### Rick Thomas

University of St Andrews

Thursday 28 March 2024, 4.00pm – 5.00pm

Lecture Theatre D (Mathematical Institute)

** Word problems of groups and formal languages **

One of the classical results in group theory is the unsolvability of the word problem for finitely presented groups; this says that there are finite group presentations such that there is no algorithm to decide whether or not a word in the generators represents the identity element of the group defined by that presentation. Notwithstanding this, many groups do have solvable word problem.

Another way of looking at this problem is as follows. We choose a finite generating set *X* for our group *G* and then define the word problem to be the set of all the words in *X* that represent the identity element of *G*. This formulation allows us to consider the word problem of a group as a formal language and there has been considerable research concerning the connections between the complexity of this set of words as a formal language and the algebraic structure of the corresponding group.
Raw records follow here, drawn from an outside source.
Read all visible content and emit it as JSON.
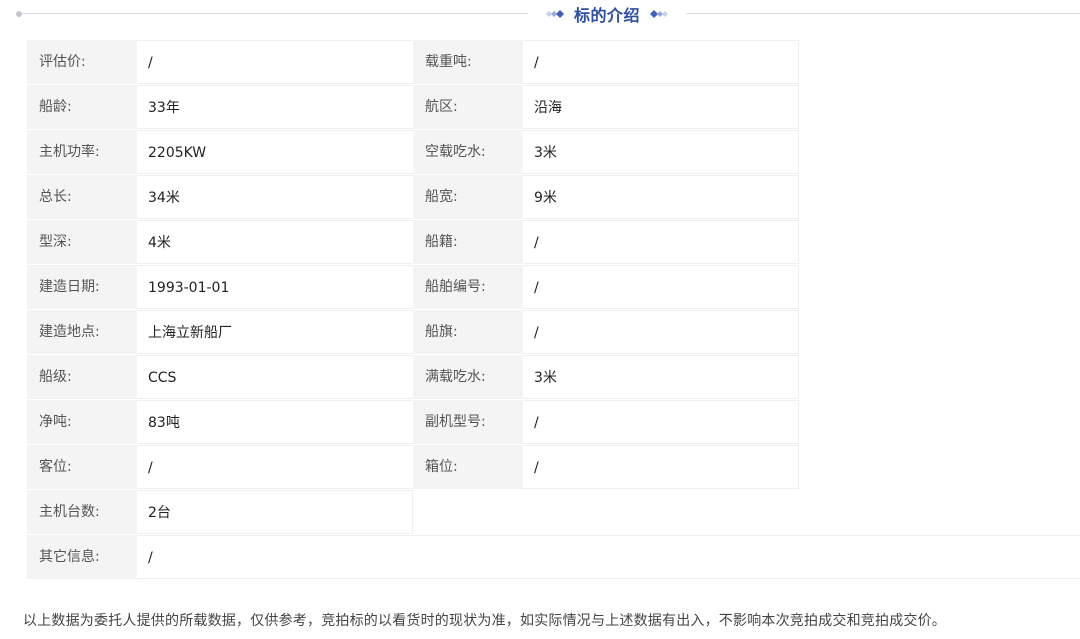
{
  "section": {
    "title": "标的介绍"
  },
  "rows": [
    {
      "l1": "评估价:",
      "v1": "/",
      "l2": "载重吨:",
      "v2": "/"
    },
    {
      "l1": "船龄:",
      "v1": "33年",
      "l2": "航区:",
      "v2": "沿海"
    },
    {
      "l1": "主机功率:",
      "v1": "2205KW",
      "l2": "空载吃水:",
      "v2": "3米"
    },
    {
      "l1": "总长:",
      "v1": "34米",
      "l2": "船宽:",
      "v2": "9米"
    },
    {
      "l1": "型深:",
      "v1": "4米",
      "l2": "船籍:",
      "v2": "/"
    },
    {
      "l1": "建造日期:",
      "v1": "1993-01-01",
      "l2": "船舶编号:",
      "v2": "/"
    },
    {
      "l1": "建造地点:",
      "v1": "上海立新船厂",
      "l2": "船旗:",
      "v2": "/"
    },
    {
      "l1": "船级:",
      "v1": "CCS",
      "l2": "满载吃水:",
      "v2": "3米"
    },
    {
      "l1": "净吨:",
      "v1": "83吨",
      "l2": "副机型号:",
      "v2": "/"
    },
    {
      "l1": "客位:",
      "v1": "/",
      "l2": "箱位:",
      "v2": "/"
    },
    {
      "l1": "主机台数:",
      "v1": "2台"
    },
    {
      "l1": "其它信息:",
      "v1": "/"
    }
  ],
  "disclaimer": "以上数据为委托人提供的所载数据，仅供参考，竞拍标的以看货时的现状为准，如实际情况与上述数据有出入，不影响本次竞拍成交和竞拍成交价。",
  "colors": {
    "accent": "#2c4fa3",
    "label_bg": "#f4f4f5",
    "divider": "#d9dce3"
  }
}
Another interesting question is that of characterizing which languages are word problems, asking, in particular, what sets of conditions on languages are necessary and sufficient for that language to be a word problem of a finitely generated group. A related question is that of the decidability of such conditions for certain natural families of languages.

The purpose of this talk is to survey some of what is known in this field. We will give a brief history of some aspects of formal language theory and explore some connections with word problems of groups. We will not assume any prior knowledge of formal language theory or word problems.

series: Pure Mathematics Colloquium

organiser: Scott Harper